____ RECORDS FOR THIS EXERCISE
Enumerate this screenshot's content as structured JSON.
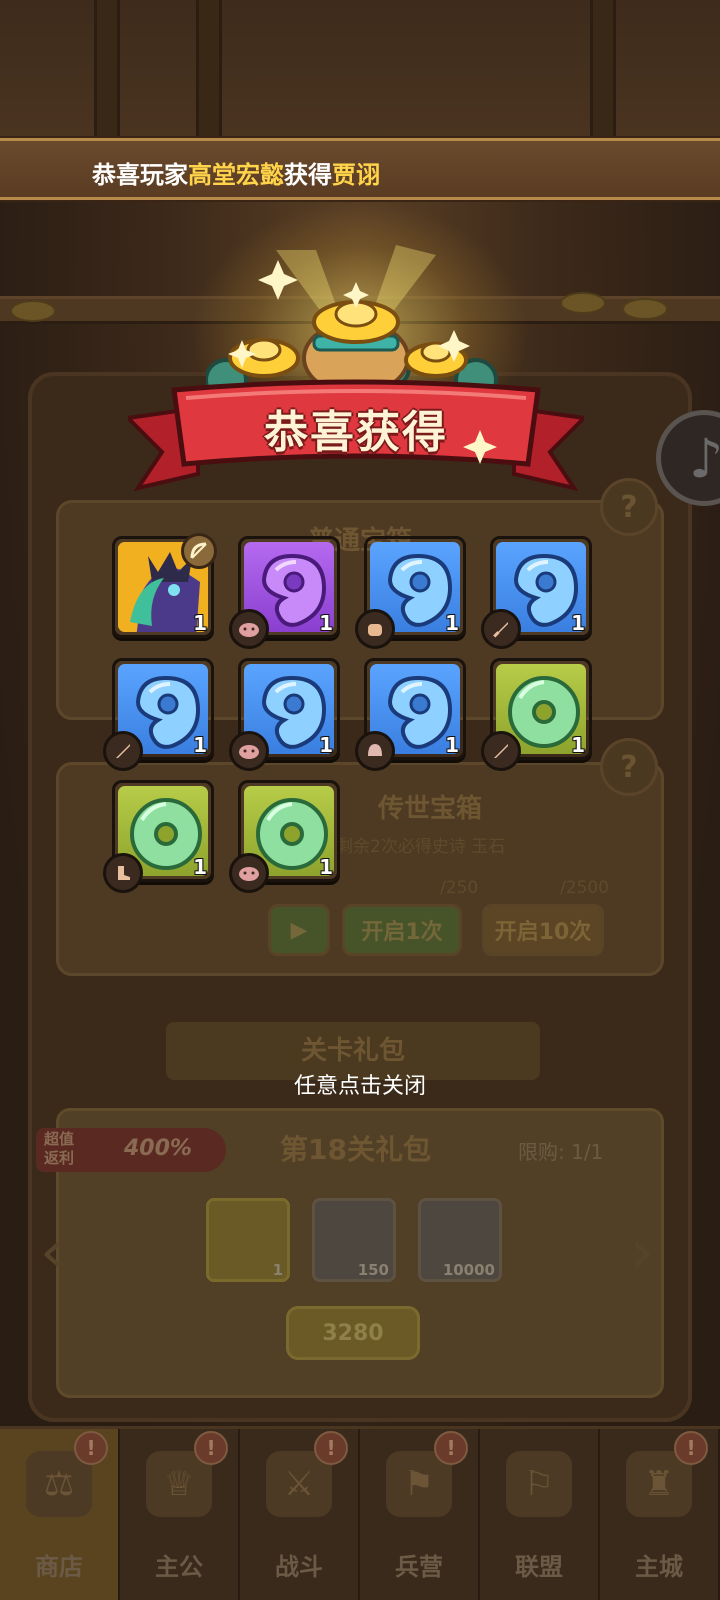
{
  "announcement": {
    "prefix": "恭喜玩家",
    "player": "高堂宏懿",
    "verb": "获得",
    "item": "贾诩"
  },
  "reward_popup": {
    "title": "恭喜获得",
    "close_hint": "任意点击关闭",
    "rewards": [
      {
        "kind": "hero-card",
        "rarity": "gold",
        "icon": "hero-portrait",
        "badge": "bow-icon",
        "qty": "1"
      },
      {
        "kind": "jade-gem",
        "rarity": "purple",
        "icon": "gem-icon",
        "badge": "pig-icon",
        "qty": "1"
      },
      {
        "kind": "jade-gem",
        "rarity": "blue",
        "icon": "gem-icon",
        "badge": "fist-icon",
        "qty": "1"
      },
      {
        "kind": "jade-gem",
        "rarity": "blue",
        "icon": "gem-icon",
        "badge": "sword-icon",
        "qty": "1"
      },
      {
        "kind": "jade-gem",
        "rarity": "blue",
        "icon": "gem-icon",
        "badge": "sword-icon",
        "qty": "1"
      },
      {
        "kind": "jade-gem",
        "rarity": "blue",
        "icon": "gem-icon",
        "badge": "pig-icon",
        "qty": "1"
      },
      {
        "kind": "jade-gem",
        "rarity": "blue",
        "icon": "gem-icon",
        "badge": "helmet-icon",
        "qty": "1"
      },
      {
        "kind": "jade-disc",
        "rarity": "green",
        "icon": "disc-icon",
        "badge": "sword-icon",
        "qty": "1"
      },
      {
        "kind": "jade-disc",
        "rarity": "green",
        "icon": "disc-icon",
        "badge": "boot-icon",
        "qty": "1"
      },
      {
        "kind": "jade-disc",
        "rarity": "green",
        "icon": "disc-icon",
        "badge": "pig-icon",
        "qty": "1"
      }
    ]
  },
  "background_shop": {
    "common_box_title": "普通宝箱",
    "legend_box": {
      "title": "传世宝箱",
      "guarantee_prefix": "剩余",
      "guarantee_count": "2",
      "guarantee_mid": "次必得",
      "guarantee_rarity": "史诗",
      "guarantee_item": "玉石",
      "cost_single": "/250",
      "cost_ten": "/2500",
      "open_once": "开启1次",
      "open_ten": "开启10次"
    },
    "stage_pack_header": "关卡礼包",
    "stage_pack": {
      "badge_line1": "超值",
      "badge_line2": "返利",
      "badge_percent": "400%",
      "title": "第18关礼包",
      "limit": "限购: 1/1",
      "items": [
        {
          "icon": "building-icon",
          "qty": "1"
        },
        {
          "icon": "stone-icon",
          "qty": "150"
        },
        {
          "icon": "coin-icon",
          "qty": "10000"
        }
      ],
      "price": "3280"
    }
  },
  "bottom_nav": [
    {
      "label": "商店",
      "icon": "shop-icon",
      "active": true,
      "alert": "!"
    },
    {
      "label": "主公",
      "icon": "lord-icon",
      "active": false,
      "alert": "!"
    },
    {
      "label": "战斗",
      "icon": "battle-icon",
      "active": false,
      "alert": "!"
    },
    {
      "label": "兵营",
      "icon": "barracks-icon",
      "active": false,
      "alert": "!"
    },
    {
      "label": "联盟",
      "icon": "alliance-icon",
      "active": false,
      "alert": ""
    },
    {
      "label": "主城",
      "icon": "city-icon",
      "active": false,
      "alert": "!"
    }
  ],
  "colors": {
    "banner_highlight": "#ffd34a",
    "ribbon_red": "#d8323a",
    "rarity_blue": "#3a7fe0",
    "rarity_purple": "#8a3fcf",
    "rarity_green": "#8ea32c",
    "rarity_gold": "#f0a818"
  }
}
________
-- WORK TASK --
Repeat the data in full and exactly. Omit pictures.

-- YOUR SOLUTION --
Enumerate this screenshot's content as structured JSON.
{
  "announcement": {
    "prefix": "恭喜玩家",
    "player": "高堂宏懿",
    "verb": "获得",
    "item": "贾诩"
  },
  "reward_popup": {
    "title": "恭喜获得",
    "close_hint": "任意点击关闭",
    "rewards": [
      {
        "kind": "hero-card",
        "rarity": "gold",
        "icon": "hero-portrait",
        "badge": "bow-icon",
        "qty": "1"
      },
      {
        "kind": "jade-gem",
        "rarity": "purple",
        "icon": "gem-icon",
        "badge": "pig-icon",
        "qty": "1"
      },
      {
        "kind": "jade-gem",
        "rarity": "blue",
        "icon": "gem-icon",
        "badge": "fist-icon",
        "qty": "1"
      },
      {
        "kind": "jade-gem",
        "rarity": "blue",
        "icon": "gem-icon",
        "badge": "sword-icon",
        "qty": "1"
      },
      {
        "kind": "jade-gem",
        "rarity": "blue",
        "icon": "gem-icon",
        "badge": "sword-icon",
        "qty": "1"
      },
      {
        "kind": "jade-gem",
        "rarity": "blue",
        "icon": "gem-icon",
        "badge": "pig-icon",
        "qty": "1"
      },
      {
        "kind": "jade-gem",
        "rarity": "blue",
        "icon": "gem-icon",
        "badge": "helmet-icon",
        "qty": "1"
      },
      {
        "kind": "jade-disc",
        "rarity": "green",
        "icon": "disc-icon",
        "badge": "sword-icon",
        "qty": "1"
      },
      {
        "kind": "jade-disc",
        "rarity": "green",
        "icon": "disc-icon",
        "badge": "boot-icon",
        "qty": "1"
      },
      {
        "kind": "jade-disc",
        "rarity": "green",
        "icon": "disc-icon",
        "badge": "pig-icon",
        "qty": "1"
      }
    ]
  },
  "background_shop": {
    "common_box_title": "普通宝箱",
    "legend_box": {
      "title": "传世宝箱",
      "guarantee_prefix": "剩余",
      "guarantee_count": "2",
      "guarantee_mid": "次必得",
      "guarantee_rarity": "史诗",
      "guarantee_item": "玉石",
      "cost_single": "/250",
      "cost_ten": "/2500",
      "open_once": "开启1次",
      "open_ten": "开启10次"
    },
    "stage_pack_header": "关卡礼包",
    "stage_pack": {
      "badge_line1": "超值",
      "badge_line2": "返利",
      "badge_percent": "400%",
      "title": "第18关礼包",
      "limit": "限购: 1/1",
      "items": [
        {
          "icon": "building-icon",
          "qty": "1"
        },
        {
          "icon": "stone-icon",
          "qty": "150"
        },
        {
          "icon": "coin-icon",
          "qty": "10000"
        }
      ],
      "price": "3280"
    }
  },
  "bottom_nav": [
    {
      "label": "商店",
      "icon": "shop-icon",
      "active": true,
      "alert": "!"
    },
    {
      "label": "主公",
      "icon": "lord-icon",
      "active": false,
      "alert": "!"
    },
    {
      "label": "战斗",
      "icon": "battle-icon",
      "active": false,
      "alert": "!"
    },
    {
      "label": "兵营",
      "icon": "barracks-icon",
      "active": false,
      "alert": "!"
    },
    {
      "label": "联盟",
      "icon": "alliance-icon",
      "active": false,
      "alert": ""
    },
    {
      "label": "主城",
      "icon": "city-icon",
      "active": false,
      "alert": "!"
    }
  ],
  "colors": {
    "banner_highlight": "#ffd34a",
    "ribbon_red": "#d8323a",
    "rarity_blue": "#3a7fe0",
    "rarity_purple": "#8a3fcf",
    "rarity_green": "#8ea32c",
    "rarity_gold": "#f0a818"
  }
}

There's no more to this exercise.